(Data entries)
=== Begin Enclosure ===

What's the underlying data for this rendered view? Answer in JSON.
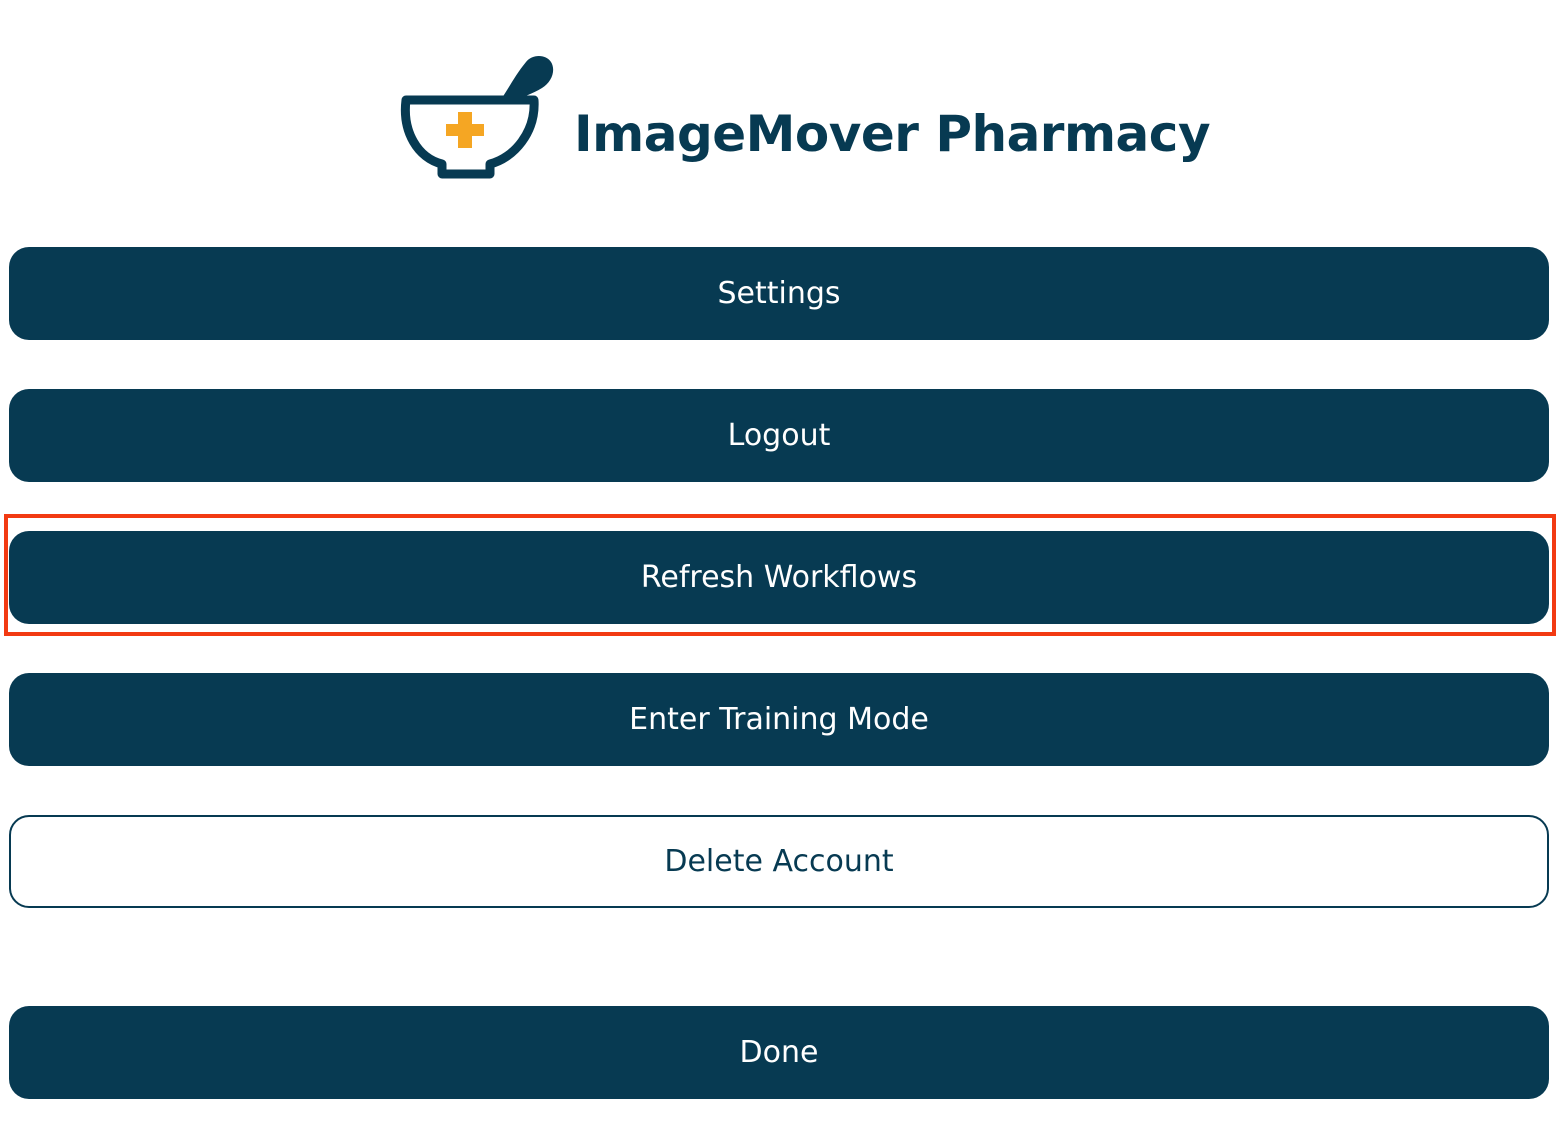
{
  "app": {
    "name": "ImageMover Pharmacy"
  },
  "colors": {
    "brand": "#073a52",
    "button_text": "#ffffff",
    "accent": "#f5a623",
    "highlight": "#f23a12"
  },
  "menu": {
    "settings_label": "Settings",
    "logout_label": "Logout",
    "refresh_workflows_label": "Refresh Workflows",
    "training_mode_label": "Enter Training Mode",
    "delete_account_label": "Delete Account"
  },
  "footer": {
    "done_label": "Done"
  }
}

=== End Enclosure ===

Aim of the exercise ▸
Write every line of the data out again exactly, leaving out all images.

Expected answer ▸
What's the underlying data for this rendered view? Answer in JSON.
{
  "app": {
    "name": "ImageMover Pharmacy"
  },
  "colors": {
    "brand": "#073a52",
    "button_text": "#ffffff",
    "accent": "#f5a623",
    "highlight": "#f23a12"
  },
  "menu": {
    "settings_label": "Settings",
    "logout_label": "Logout",
    "refresh_workflows_label": "Refresh Workflows",
    "training_mode_label": "Enter Training Mode",
    "delete_account_label": "Delete Account"
  },
  "footer": {
    "done_label": "Done"
  }
}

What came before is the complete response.